• SUPPLIED INFORMATION:
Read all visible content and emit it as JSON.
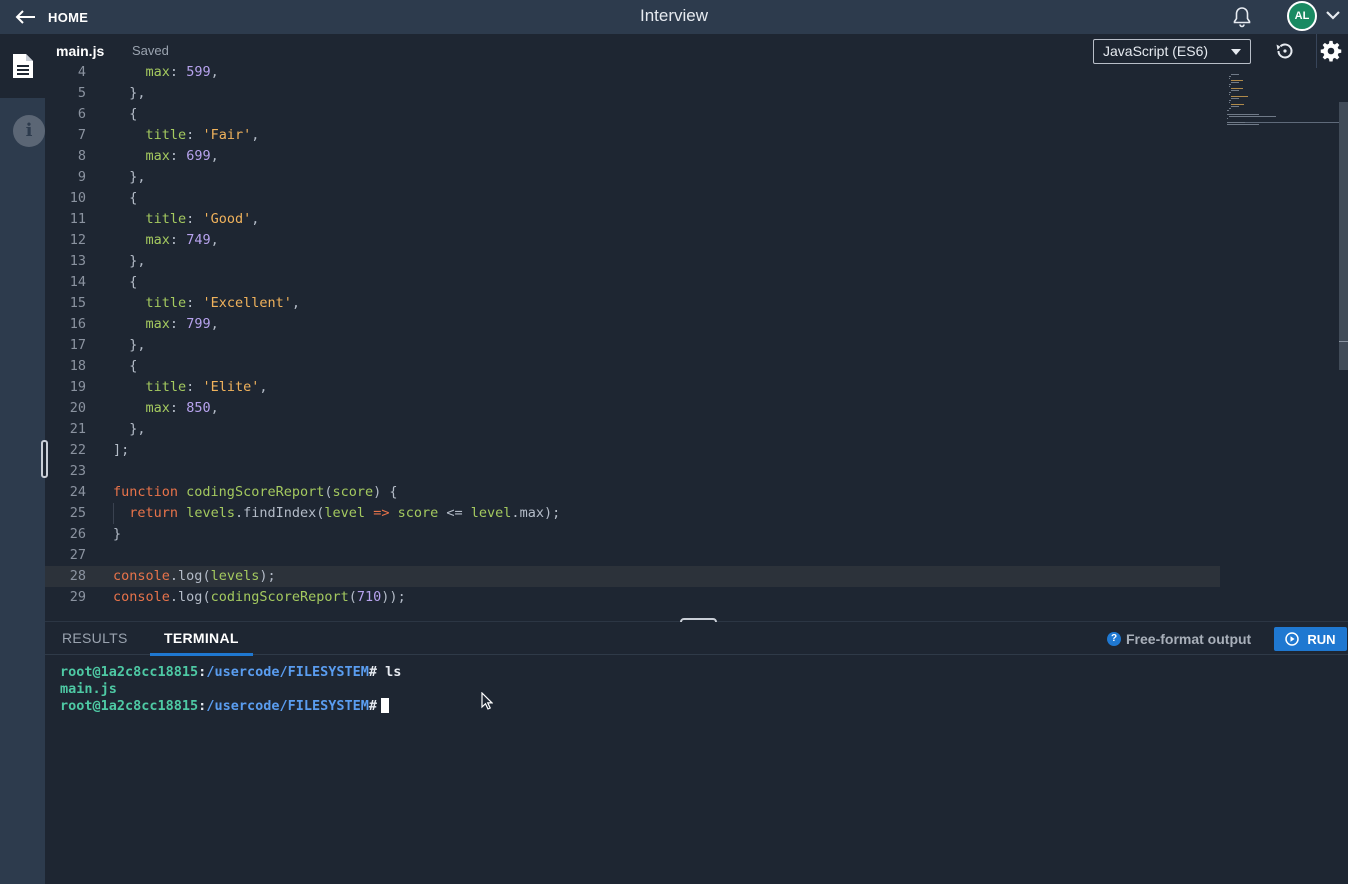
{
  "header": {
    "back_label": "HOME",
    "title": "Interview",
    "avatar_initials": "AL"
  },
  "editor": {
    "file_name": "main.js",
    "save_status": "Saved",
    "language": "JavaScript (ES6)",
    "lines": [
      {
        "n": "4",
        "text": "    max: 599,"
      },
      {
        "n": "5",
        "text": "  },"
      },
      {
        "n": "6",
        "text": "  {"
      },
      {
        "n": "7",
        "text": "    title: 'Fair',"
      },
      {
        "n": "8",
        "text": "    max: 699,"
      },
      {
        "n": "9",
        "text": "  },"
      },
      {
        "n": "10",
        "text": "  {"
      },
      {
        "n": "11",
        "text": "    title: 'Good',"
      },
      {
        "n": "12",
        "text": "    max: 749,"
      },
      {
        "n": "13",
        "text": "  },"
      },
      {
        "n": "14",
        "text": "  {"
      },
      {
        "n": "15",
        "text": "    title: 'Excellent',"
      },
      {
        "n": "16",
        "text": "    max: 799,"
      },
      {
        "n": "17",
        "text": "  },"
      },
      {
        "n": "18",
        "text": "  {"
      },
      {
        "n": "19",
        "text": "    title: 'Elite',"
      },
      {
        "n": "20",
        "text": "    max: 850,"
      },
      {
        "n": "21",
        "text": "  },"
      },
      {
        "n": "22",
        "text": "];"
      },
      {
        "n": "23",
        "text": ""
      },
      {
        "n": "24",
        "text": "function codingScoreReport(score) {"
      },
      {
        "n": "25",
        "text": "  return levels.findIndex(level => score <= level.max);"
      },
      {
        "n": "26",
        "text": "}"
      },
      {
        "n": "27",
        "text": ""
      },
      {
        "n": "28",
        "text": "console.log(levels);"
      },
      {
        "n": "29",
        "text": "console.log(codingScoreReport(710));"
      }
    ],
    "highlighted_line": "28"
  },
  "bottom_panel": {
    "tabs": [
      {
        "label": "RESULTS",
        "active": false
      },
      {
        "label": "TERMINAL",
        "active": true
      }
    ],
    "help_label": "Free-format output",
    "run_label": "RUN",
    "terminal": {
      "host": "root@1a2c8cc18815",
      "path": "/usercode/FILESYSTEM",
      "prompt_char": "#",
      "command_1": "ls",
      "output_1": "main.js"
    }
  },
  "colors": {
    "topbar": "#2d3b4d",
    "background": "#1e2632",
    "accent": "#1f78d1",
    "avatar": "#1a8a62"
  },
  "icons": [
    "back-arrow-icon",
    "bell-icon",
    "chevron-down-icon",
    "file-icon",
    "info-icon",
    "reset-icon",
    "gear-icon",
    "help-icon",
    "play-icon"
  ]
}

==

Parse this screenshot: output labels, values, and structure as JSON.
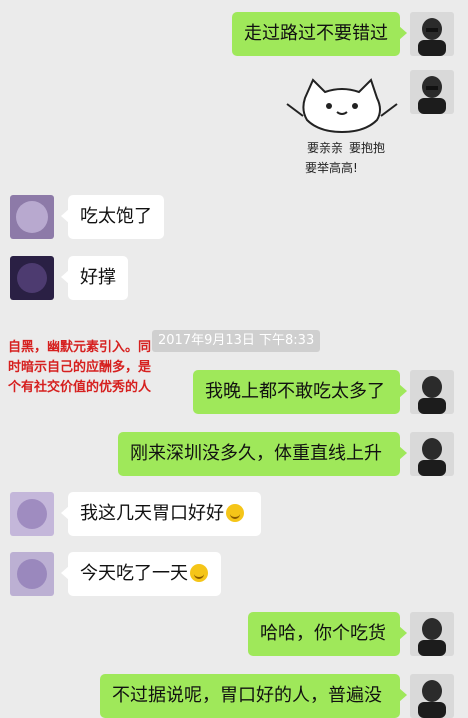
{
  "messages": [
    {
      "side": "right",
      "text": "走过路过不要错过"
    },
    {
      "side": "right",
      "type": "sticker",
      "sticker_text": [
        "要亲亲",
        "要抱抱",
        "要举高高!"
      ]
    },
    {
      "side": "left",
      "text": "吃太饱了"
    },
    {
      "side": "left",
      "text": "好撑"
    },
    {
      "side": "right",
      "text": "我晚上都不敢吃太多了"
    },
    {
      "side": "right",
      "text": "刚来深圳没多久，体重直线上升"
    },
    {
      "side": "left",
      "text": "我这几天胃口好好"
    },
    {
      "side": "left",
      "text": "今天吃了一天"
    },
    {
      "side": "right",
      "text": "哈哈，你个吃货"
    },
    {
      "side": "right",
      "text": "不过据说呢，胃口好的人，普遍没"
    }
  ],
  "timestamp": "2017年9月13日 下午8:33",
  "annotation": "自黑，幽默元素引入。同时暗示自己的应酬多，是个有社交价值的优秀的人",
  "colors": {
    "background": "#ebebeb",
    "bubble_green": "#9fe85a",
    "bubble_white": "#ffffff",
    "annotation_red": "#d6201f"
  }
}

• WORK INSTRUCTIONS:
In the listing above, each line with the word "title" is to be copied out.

• WRITTEN ANSWER:
    "title": "Interview",
        "text": "    title: 'Fair',"
        "text": "    title: 'Good',"
        "text": "    title: 'Excellent',"
        "text": "    title: 'Elite',"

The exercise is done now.